** How to complete this task **
Please give back each line below unchanged; none of the pictures should appear.

--- Task inputs Enclosed Below ---

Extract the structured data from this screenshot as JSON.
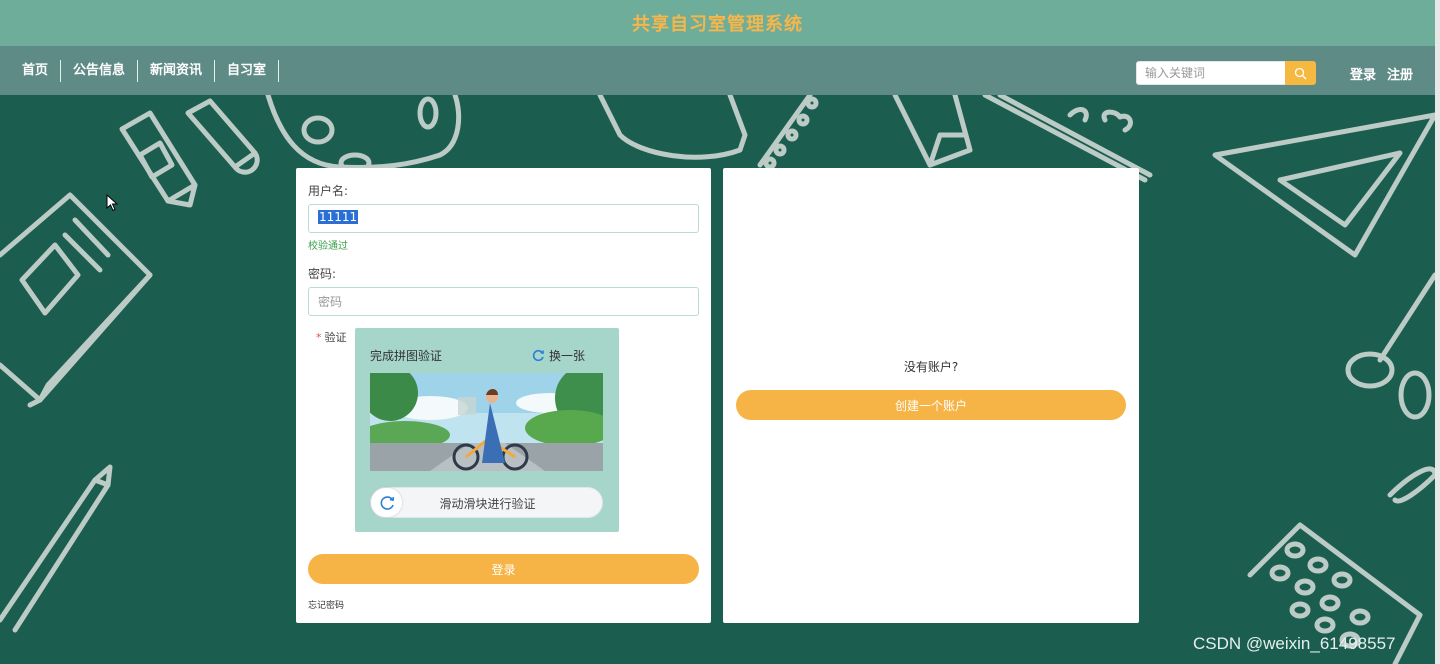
{
  "header": {
    "title": "共享自习室管理系统"
  },
  "nav": {
    "items": [
      {
        "label": "首页"
      },
      {
        "label": "公告信息"
      },
      {
        "label": "新闻资讯"
      },
      {
        "label": "自习室"
      }
    ],
    "search": {
      "placeholder": "输入关键词"
    },
    "login_label": "登录",
    "register_label": "注册"
  },
  "login_form": {
    "username_label": "用户名:",
    "username_value": "11111",
    "validation_message": "校验通过",
    "password_label": "密码:",
    "password_placeholder": "密码",
    "captcha_label": "验证",
    "captcha_title": "完成拼图验证",
    "captcha_refresh_label": "换一张",
    "slider_text": "滑动滑块进行验证",
    "submit_label": "登录",
    "forgot_label": "忘记密码"
  },
  "register_panel": {
    "prompt": "没有账户?",
    "create_label": "创建一个账户"
  },
  "watermark": "CSDN @weixin_61498557",
  "colors": {
    "background": "#1b5e50",
    "title_bar": "#6dad9a",
    "nav_bar": "#5f8b87",
    "accent_orange": "#f7b446",
    "captcha_bg": "#a6d6c9"
  }
}
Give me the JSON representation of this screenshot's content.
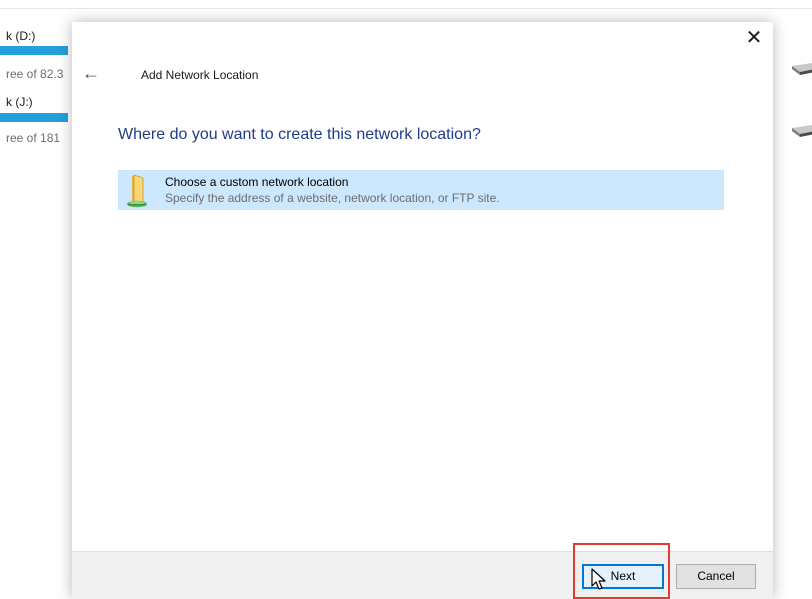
{
  "background": {
    "drives": [
      {
        "label": "k (D:)",
        "free_text": "ree of 82.3"
      },
      {
        "label": "k (J:)",
        "free_text": "ree of 181"
      }
    ]
  },
  "dialog": {
    "title": "Add Network Location",
    "close_glyph": "✕",
    "back_glyph": "←",
    "heading": "Where do you want to create this network location?",
    "option": {
      "title": "Choose a custom network location",
      "description": "Specify the address of a website, network location, or FTP site.",
      "icon": "folder-network-icon"
    },
    "buttons": {
      "next": "Next",
      "cancel": "Cancel"
    }
  },
  "colors": {
    "heading": "#1f3c8a",
    "selection": "#cce8ff",
    "drive_bar": "#26a0da",
    "highlight": "#e53935"
  }
}
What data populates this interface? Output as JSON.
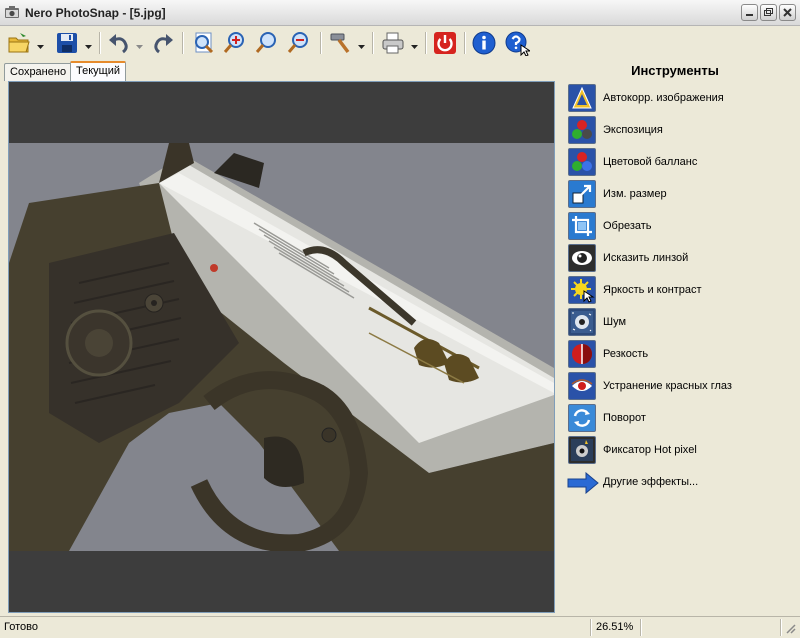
{
  "window": {
    "title": "Nero PhotoSnap - [5.jpg]"
  },
  "tabs": [
    {
      "label": "Сохранено",
      "active": false
    },
    {
      "label": "Текущий",
      "active": true
    }
  ],
  "panel": {
    "title": "Инструменты",
    "tools": [
      {
        "label": "Автокорр. изображения",
        "icon": "auto-correct-icon"
      },
      {
        "label": "Экспозиция",
        "icon": "exposure-icon"
      },
      {
        "label": "Цветовой балланс",
        "icon": "color-balance-icon"
      },
      {
        "label": "Изм. размер",
        "icon": "resize-icon"
      },
      {
        "label": "Обрезать",
        "icon": "crop-icon"
      },
      {
        "label": "Исказить линзой",
        "icon": "lens-distort-icon"
      },
      {
        "label": "Яркость и контраст",
        "icon": "brightness-contrast-icon"
      },
      {
        "label": "Шум",
        "icon": "noise-icon"
      },
      {
        "label": "Резкость",
        "icon": "sharpness-icon"
      },
      {
        "label": "Устранение красных глаз",
        "icon": "red-eye-icon"
      },
      {
        "label": "Поворот",
        "icon": "rotate-icon"
      },
      {
        "label": "Фиксатор Hot pixel",
        "icon": "hot-pixel-icon"
      }
    ],
    "more_effects": "Другие эффекты..."
  },
  "status": {
    "text": "Готово",
    "zoom": "26.51%"
  },
  "colors": {
    "accent_tab": "#e68b2c",
    "viewport_bg": "#3d3d3d",
    "chrome": "#ece9d8"
  }
}
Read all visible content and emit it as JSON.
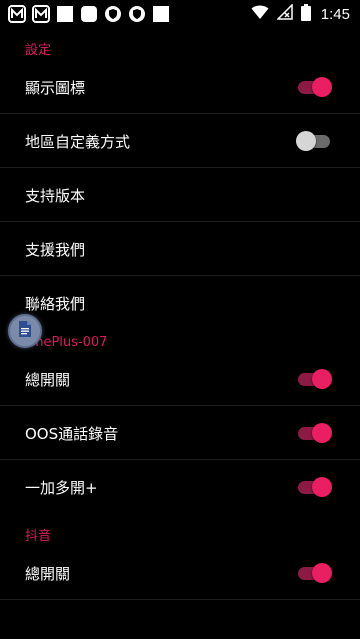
{
  "status_bar": {
    "time": "1:45",
    "left_icons": [
      "mx-app-icon",
      "mx-app-icon",
      "square-icon",
      "rounded-square-icon",
      "shield-icon",
      "shield-icon",
      "square-icon"
    ],
    "right_icons": [
      "wifi-icon",
      "signal-icon",
      "battery-icon"
    ]
  },
  "sections": [
    {
      "header": "設定",
      "items": [
        {
          "label": "顯示圖標",
          "switch": "on"
        },
        {
          "label": "地區自定義方式",
          "switch": "off"
        },
        {
          "label": "支持版本"
        },
        {
          "label": "支援我們"
        },
        {
          "label": "聯絡我們"
        }
      ]
    },
    {
      "header": "OnePlus-007",
      "items": [
        {
          "label": "總開關",
          "switch": "on"
        },
        {
          "label": "OOS通話錄音",
          "switch": "on"
        },
        {
          "label": "一加多開+",
          "switch": "on"
        }
      ]
    },
    {
      "header": "抖音",
      "items": [
        {
          "label": "總開關",
          "switch": "on"
        }
      ]
    }
  ],
  "floating_button": {
    "icon": "document-icon"
  },
  "colors": {
    "accent": "#e91e63",
    "switch_on_track": "#8b1a44",
    "switch_off_thumb": "#d6d6d6",
    "switch_off_track": "#6b6b6b",
    "background": "#000000"
  }
}
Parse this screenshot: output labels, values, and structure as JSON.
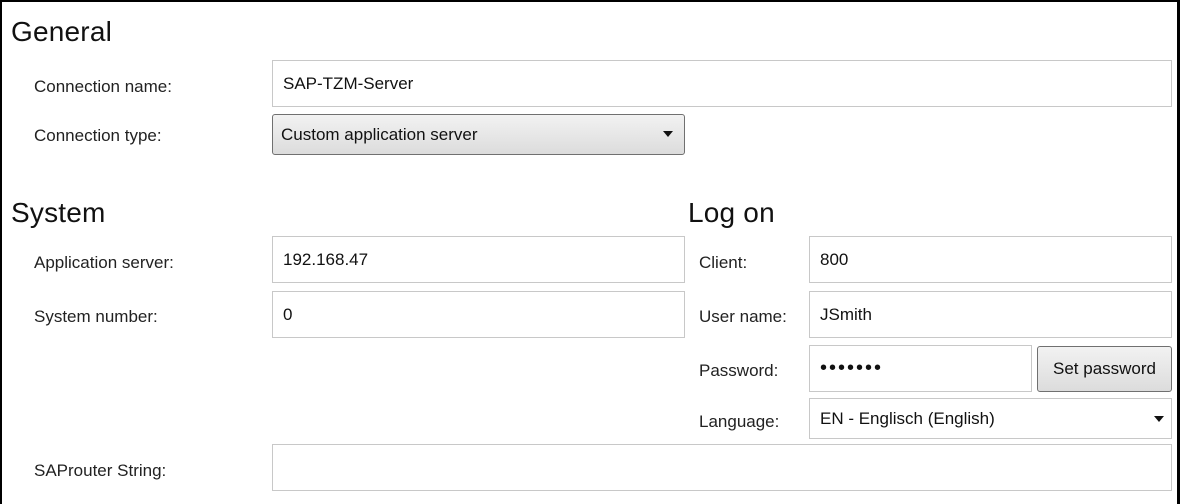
{
  "general": {
    "title": "General",
    "connection_name": {
      "label": "Connection name:",
      "value": "SAP-TZM-Server"
    },
    "connection_type": {
      "label": "Connection type:",
      "value": "Custom application server"
    }
  },
  "system": {
    "title": "System",
    "application_server": {
      "label": "Application server:",
      "value": "192.168.47"
    },
    "system_number": {
      "label": "System number:",
      "value": "0"
    },
    "saprouter": {
      "label": "SAProuter String:",
      "value": ""
    }
  },
  "logon": {
    "title": "Log on",
    "client": {
      "label": "Client:",
      "value": "800"
    },
    "user_name": {
      "label": "User name:",
      "value": "JSmith"
    },
    "password": {
      "label": "Password:",
      "value": "•••••••"
    },
    "set_password_label": "Set password",
    "language": {
      "label": "Language:",
      "value": "EN - Englisch (English)"
    }
  },
  "icons": {
    "dropdown": "chevron-down-icon"
  }
}
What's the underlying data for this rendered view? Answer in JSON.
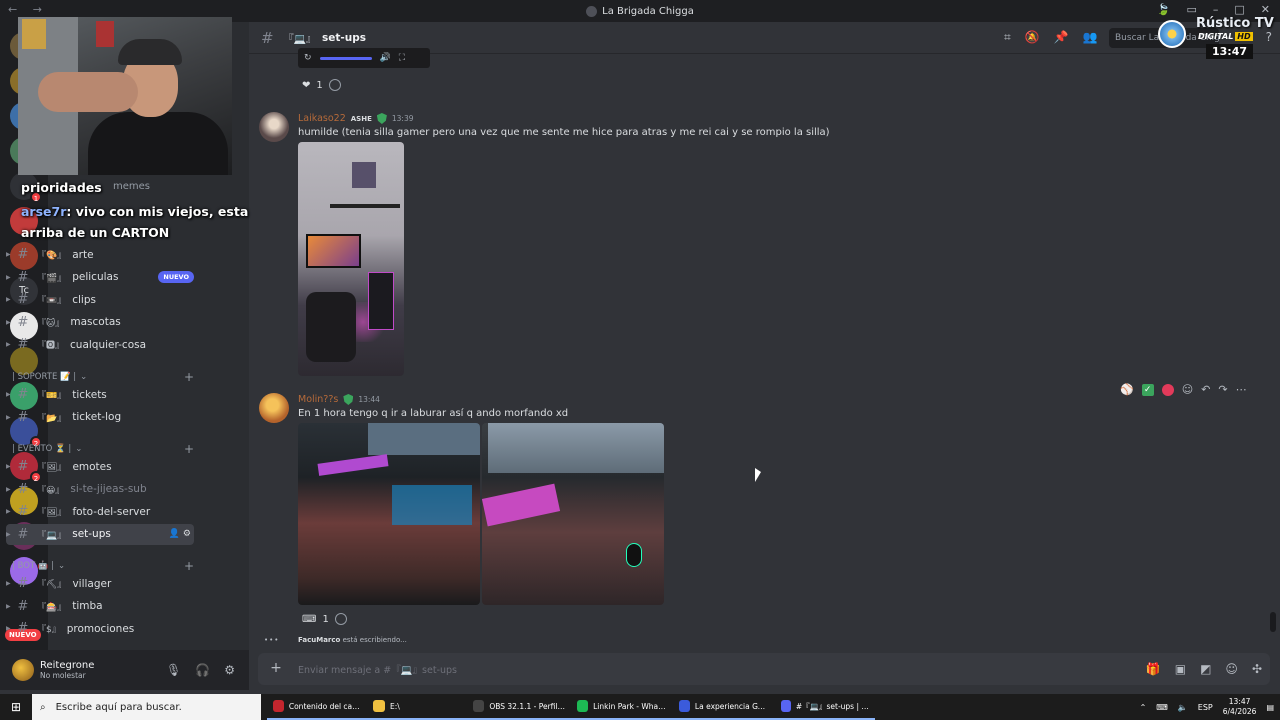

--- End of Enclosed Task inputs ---

** Completed exercise **
Extract the structured data from this screenshot as JSON.
{
  "header": {
    "title": "共享自习室管理系统"
  },
  "nav": {
    "items": [
      {
        "label": "首页"
      },
      {
        "label": "公告信息"
      },
      {
        "label": "新闻资讯"
      },
      {
        "label": "自习室"
      }
    ],
    "search": {
      "placeholder": "输入关键词"
    },
    "login_label": "登录",
    "register_label": "注册"
  },
  "login_form": {
    "username_label": "用户名:",
    "username_value": "11111",
    "validation_message": "校验通过",
    "password_label": "密码:",
    "password_placeholder": "密码",
    "captcha_label": "验证",
    "captcha_title": "完成拼图验证",
    "captcha_refresh_label": "换一张",
    "slider_text": "滑动滑块进行验证",
    "submit_label": "登录",
    "forgot_label": "忘记密码"
  },
  "register_panel": {
    "prompt": "没有账户?",
    "create_label": "创建一个账户"
  },
  "watermark": "CSDN @weixin_61498557",
  "colors": {
    "background": "#1b5e50",
    "title_bar": "#6dad9a",
    "nav_bar": "#5f8b87",
    "accent_orange": "#f7b446",
    "captcha_bg": "#a6d6c9"
  }
}
Give me the JSON representation of this screenshot's content.
{
  "background": {
    "drives": [
      {
        "label": "k (D:)",
        "free_text": "ree of 82.3"
      },
      {
        "label": "k (J:)",
        "free_text": "ree of 181"
      }
    ]
  },
  "dialog": {
    "title": "Add Network Location",
    "close_glyph": "✕",
    "back_glyph": "←",
    "heading": "Where do you want to create this network location?",
    "option": {
      "title": "Choose a custom network location",
      "description": "Specify the address of a website, network location, or FTP site.",
      "icon": "folder-network-icon"
    },
    "buttons": {
      "next": "Next",
      "cancel": "Cancel"
    }
  },
  "colors": {
    "heading": "#1f3c8a",
    "selection": "#cce8ff",
    "drive_bar": "#26a0da",
    "highlight": "#e53935"
  }
}
What data populates this interface? Output as JSON.
{
  "window": {
    "title": "Nero PhotoSnap - [5.jpg]"
  },
  "tabs": [
    {
      "label": "Сохранено",
      "active": false
    },
    {
      "label": "Текущий",
      "active": true
    }
  ],
  "panel": {
    "title": "Инструменты",
    "tools": [
      {
        "label": "Автокорр. изображения",
        "icon": "auto-correct-icon"
      },
      {
        "label": "Экспозиция",
        "icon": "exposure-icon"
      },
      {
        "label": "Цветовой балланс",
        "icon": "color-balance-icon"
      },
      {
        "label": "Изм. размер",
        "icon": "resize-icon"
      },
      {
        "label": "Обрезать",
        "icon": "crop-icon"
      },
      {
        "label": "Исказить линзой",
        "icon": "lens-distort-icon"
      },
      {
        "label": "Яркость и контраст",
        "icon": "brightness-contrast-icon"
      },
      {
        "label": "Шум",
        "icon": "noise-icon"
      },
      {
        "label": "Резкость",
        "icon": "sharpness-icon"
      },
      {
        "label": "Устранение красных глаз",
        "icon": "red-eye-icon"
      },
      {
        "label": "Поворот",
        "icon": "rotate-icon"
      },
      {
        "label": "Фиксатор Hot pixel",
        "icon": "hot-pixel-icon"
      }
    ],
    "more_effects": "Другие эффекты..."
  },
  "status": {
    "text": "Готово",
    "zoom": "26.51%"
  },
  "colors": {
    "accent_tab": "#e68b2c",
    "viewport_bg": "#3d3d3d",
    "chrome": "#ece9d8"
  }
}
Read all visible content and emit it as JSON.
{
  "status_bar": {
    "time": "1:45",
    "left_icons": [
      "mx-app-icon",
      "mx-app-icon",
      "square-icon",
      "rounded-square-icon",
      "shield-icon",
      "shield-icon",
      "square-icon"
    ],
    "right_icons": [
      "wifi-icon",
      "signal-icon",
      "battery-icon"
    ]
  },
  "sections": [
    {
      "header": "設定",
      "items": [
        {
          "label": "顯示圖標",
          "switch": "on"
        },
        {
          "label": "地區自定義方式",
          "switch": "off"
        },
        {
          "label": "支持版本"
        },
        {
          "label": "支援我們"
        },
        {
          "label": "聯絡我們"
        }
      ]
    },
    {
      "header": "OnePlus-007",
      "items": [
        {
          "label": "總開關",
          "switch": "on"
        },
        {
          "label": "OOS通話錄音",
          "switch": "on"
        },
        {
          "label": "一加多開+",
          "switch": "on"
        }
      ]
    },
    {
      "header": "抖音",
      "items": [
        {
          "label": "總開關",
          "switch": "on"
        }
      ]
    }
  ],
  "floating_button": {
    "icon": "document-icon"
  },
  "colors": {
    "accent": "#e91e63",
    "switch_on_track": "#8b1a44",
    "switch_off_thumb": "#d6d6d6",
    "switch_off_track": "#6b6b6b",
    "background": "#000000"
  }
}
Parse this screenshot: output labels, values, and structure as JSON.
{
  "general": {
    "title": "General",
    "connection_name": {
      "label": "Connection name:",
      "value": "SAP-TZM-Server"
    },
    "connection_type": {
      "label": "Connection type:",
      "value": "Custom application server"
    }
  },
  "system": {
    "title": "System",
    "application_server": {
      "label": "Application server:",
      "value": "192.168.47"
    },
    "system_number": {
      "label": "System number:",
      "value": "0"
    },
    "saprouter": {
      "label": "SAProuter String:",
      "value": ""
    }
  },
  "logon": {
    "title": "Log on",
    "client": {
      "label": "Client:",
      "value": "800"
    },
    "user_name": {
      "label": "User name:",
      "value": "JSmith"
    },
    "password": {
      "label": "Password:",
      "value": "•••••••"
    },
    "set_password_label": "Set password",
    "language": {
      "label": "Language:",
      "value": "EN - Englisch (English)"
    }
  },
  "icons": {
    "dropdown": "chevron-down-icon"
  }
}
What's the underlying data for this rendered view? Answer in JSON.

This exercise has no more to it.